No Speedy Trial Violation; Indictment Reinstated

U.S. v. Batie, --- F.3d ----, 2006 WL 14569 (10th Cir. January 04, 2006)

10th reverses district court’s dismissal of the indictment with prejudice for violations of D’s constitutional rights to a speedy trial and due process. No Speedy Trial violation: 10th goes through 4 part test, unremarkably so in the “length” and “reasons”prongs (attributing delays from 2 screw-up mistrials to government, though unintentional screw-ups. I cannot find the facts that describe the 3d mistrial); “assertion” weighs against D (10th designates this prong as perhaps most important) because he asked for and got a number of continuances (joint continuance NOT held against US under “reasons”) even over US objection (and note the word-to-the-wise fn. 2–if you anticipate a speedy trial challenge, and you ask for a continuance to secure the expert you want for trial, get any old expert because otherwise you may be diminishing your ST claim, hints the 10th ) ; “prejudice” weighs against D. D released after 3d mistrial granted; D cannot prove up his claim that government witness testimony shifted to his detriment. 10th signals that theoretically this is a decent claim, but again hints at how D should make a record on it with the district court. No Due Process violation: 10th says, contrary to district court, that some government misconduct required to dismiss indictment on DP grounds since standard is “shocks the conscience”. Besides, district court focused not on government misconduct but the weakness of the government’s case to dismiss. Prosecution is the government’s prerogative, even if a weak case. 10th points out that the trial court has a mechanism under Crim.
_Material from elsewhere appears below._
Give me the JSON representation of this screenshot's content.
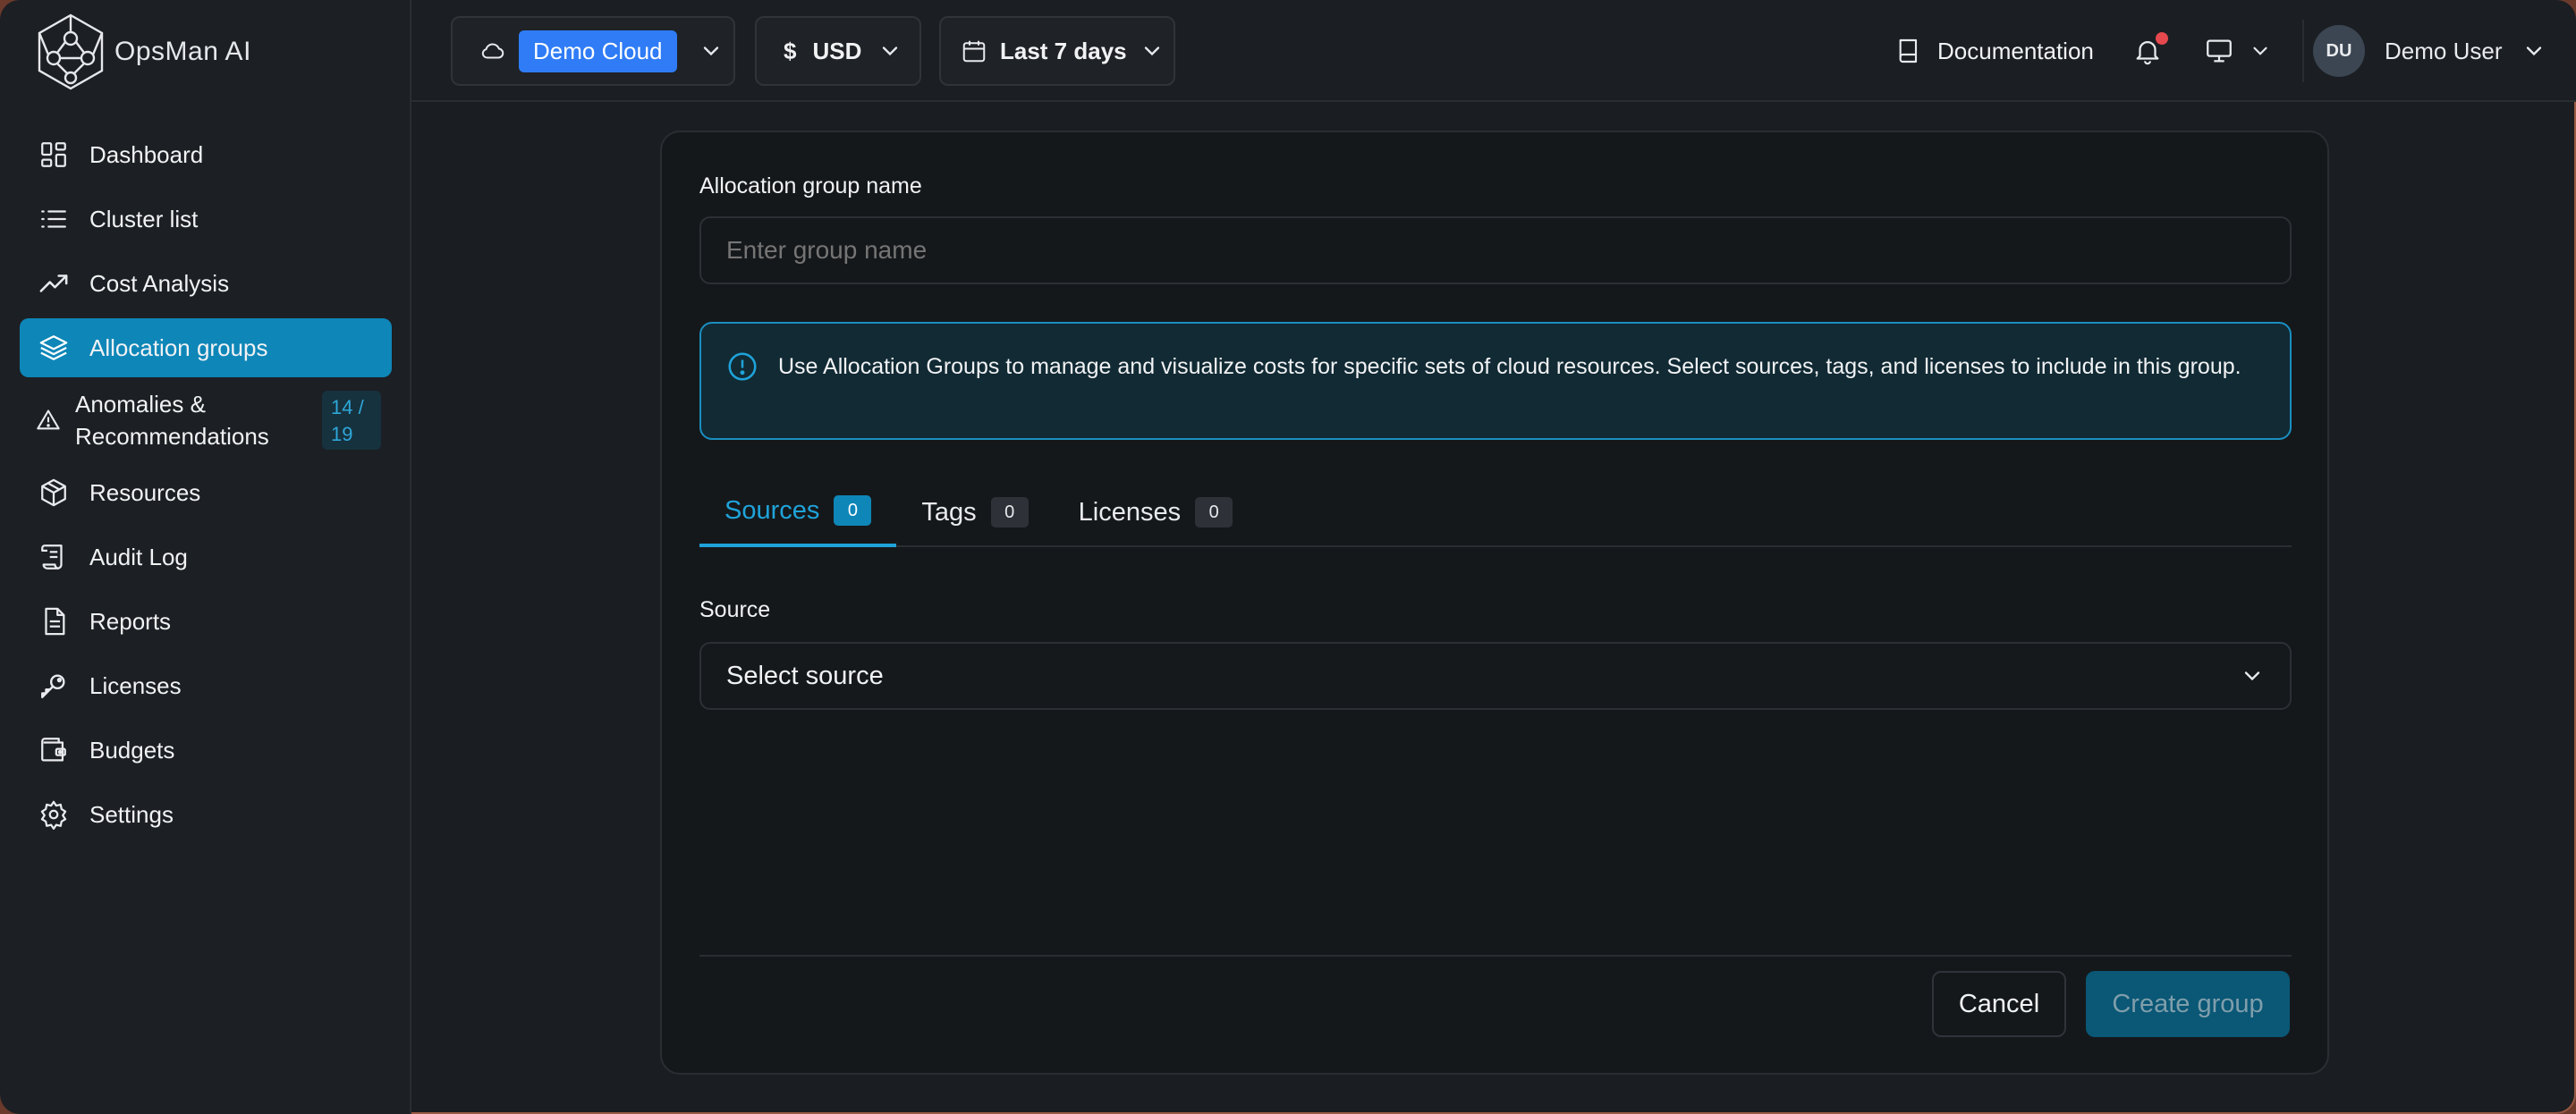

P. R. 29 to dump a poor case (third hint of the day). SO, bad result for this D, but actually a well and honestly reasoned case (op. by McConnell).